This denominational family tree offers some interesting commentary on ecclesiology. The Lutheran Church stands prominent in the central stream of the Christian faith, while other traditions branch off here and there. The "Mediaeval Church" ends precisely at 1517 AD, no surprise there-- the "Roman" Catholic Church branches off at this point, rather than holding a more ancient beginning.
Perhaps even more interesting, if somewhat odd, is the close of the "Ancient" Church and the beginning of the Mediaeval at 692 AD. This is a not-so-subtle exclusion of Nicea II, which condemned iconoclasm and was thus ignored as legitimately ecumenical by many Protestants. The Quintisext Council was held in 692, amending Constantinople III and IV (the quinti and sext) with disciplinary canons. Why a Lutheran catechism seemingly accepted the ecumenical status of a council usually dismissed in the West, I'm not sure- perhaps a slap in the face of Roman Catholicism? In any case, an interesting piece of the family tree.
Quakers and Anabaptists are distinguished from "Protestantism", which includes the Lutheran and Reformed churches (with all manner of Anglicans, Methodists, and "All Other Sects" swept into the Reformed branch). The Jesuits maintain the honor being a hump on the back of the Romans, while the "Greek Catholic Church" presumably stands in for all Eastern churches as a split during the Mediaeval period and away from the central branch of Christendom.
You may need to click on the image to pull up a more readable version.
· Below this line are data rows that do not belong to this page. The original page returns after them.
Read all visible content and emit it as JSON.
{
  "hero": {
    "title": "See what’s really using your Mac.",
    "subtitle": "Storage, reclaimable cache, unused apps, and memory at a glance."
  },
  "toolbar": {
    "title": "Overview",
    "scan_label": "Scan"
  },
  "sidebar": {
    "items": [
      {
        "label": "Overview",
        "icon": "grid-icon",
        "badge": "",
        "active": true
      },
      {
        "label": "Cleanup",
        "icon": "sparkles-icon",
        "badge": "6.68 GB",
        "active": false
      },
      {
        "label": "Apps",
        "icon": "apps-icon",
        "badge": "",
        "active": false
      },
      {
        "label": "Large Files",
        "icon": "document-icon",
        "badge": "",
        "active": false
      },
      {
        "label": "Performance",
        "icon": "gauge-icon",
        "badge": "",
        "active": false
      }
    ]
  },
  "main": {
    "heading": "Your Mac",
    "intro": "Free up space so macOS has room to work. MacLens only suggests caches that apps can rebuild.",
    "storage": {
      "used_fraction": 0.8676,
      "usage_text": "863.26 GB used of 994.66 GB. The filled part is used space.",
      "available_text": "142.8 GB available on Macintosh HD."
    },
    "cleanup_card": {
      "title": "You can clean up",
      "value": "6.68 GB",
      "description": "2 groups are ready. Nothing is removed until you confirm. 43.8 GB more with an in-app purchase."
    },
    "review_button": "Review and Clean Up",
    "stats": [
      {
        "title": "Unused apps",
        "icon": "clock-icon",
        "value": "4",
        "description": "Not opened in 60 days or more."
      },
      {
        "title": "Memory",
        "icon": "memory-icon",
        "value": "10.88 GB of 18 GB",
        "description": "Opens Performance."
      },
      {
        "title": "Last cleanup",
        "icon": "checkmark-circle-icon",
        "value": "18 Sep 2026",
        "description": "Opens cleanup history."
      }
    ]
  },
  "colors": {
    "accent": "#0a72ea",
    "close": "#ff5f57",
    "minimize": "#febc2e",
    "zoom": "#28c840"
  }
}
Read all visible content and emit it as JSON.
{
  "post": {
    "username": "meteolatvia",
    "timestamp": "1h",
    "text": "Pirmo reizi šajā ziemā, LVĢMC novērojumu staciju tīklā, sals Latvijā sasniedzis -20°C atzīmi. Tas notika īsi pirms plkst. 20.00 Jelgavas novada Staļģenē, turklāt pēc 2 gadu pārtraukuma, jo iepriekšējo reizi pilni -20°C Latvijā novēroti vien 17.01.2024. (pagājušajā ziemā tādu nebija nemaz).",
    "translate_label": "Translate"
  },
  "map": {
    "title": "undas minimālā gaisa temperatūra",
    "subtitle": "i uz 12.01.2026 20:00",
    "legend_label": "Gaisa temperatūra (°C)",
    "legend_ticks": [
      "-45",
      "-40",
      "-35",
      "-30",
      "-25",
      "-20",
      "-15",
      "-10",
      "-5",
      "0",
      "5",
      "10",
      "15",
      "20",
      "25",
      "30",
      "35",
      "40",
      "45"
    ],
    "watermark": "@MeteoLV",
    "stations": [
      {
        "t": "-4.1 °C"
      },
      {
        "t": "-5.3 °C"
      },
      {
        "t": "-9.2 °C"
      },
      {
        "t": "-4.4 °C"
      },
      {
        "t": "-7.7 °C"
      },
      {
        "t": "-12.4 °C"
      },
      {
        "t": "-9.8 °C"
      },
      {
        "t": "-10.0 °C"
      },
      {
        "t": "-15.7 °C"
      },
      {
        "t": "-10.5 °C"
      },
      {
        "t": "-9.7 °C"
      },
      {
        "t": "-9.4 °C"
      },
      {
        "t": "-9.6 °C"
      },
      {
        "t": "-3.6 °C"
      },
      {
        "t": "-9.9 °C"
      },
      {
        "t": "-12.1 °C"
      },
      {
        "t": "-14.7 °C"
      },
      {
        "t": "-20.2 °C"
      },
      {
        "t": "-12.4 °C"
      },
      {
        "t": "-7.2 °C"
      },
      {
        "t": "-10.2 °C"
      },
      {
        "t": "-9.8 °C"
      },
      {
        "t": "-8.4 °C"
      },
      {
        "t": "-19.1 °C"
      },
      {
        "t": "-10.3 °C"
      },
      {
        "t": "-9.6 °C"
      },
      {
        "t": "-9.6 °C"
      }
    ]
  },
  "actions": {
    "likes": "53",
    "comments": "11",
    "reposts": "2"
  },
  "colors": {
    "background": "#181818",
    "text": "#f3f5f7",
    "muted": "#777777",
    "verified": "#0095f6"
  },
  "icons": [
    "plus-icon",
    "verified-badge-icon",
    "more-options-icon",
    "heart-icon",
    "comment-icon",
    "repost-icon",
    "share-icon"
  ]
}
From An Explanation of Luther's Small Catechism, by Joseph Stump (Philidelphia: General Council of the Evangelical Lutheran Church in North America, 1907), p. 106: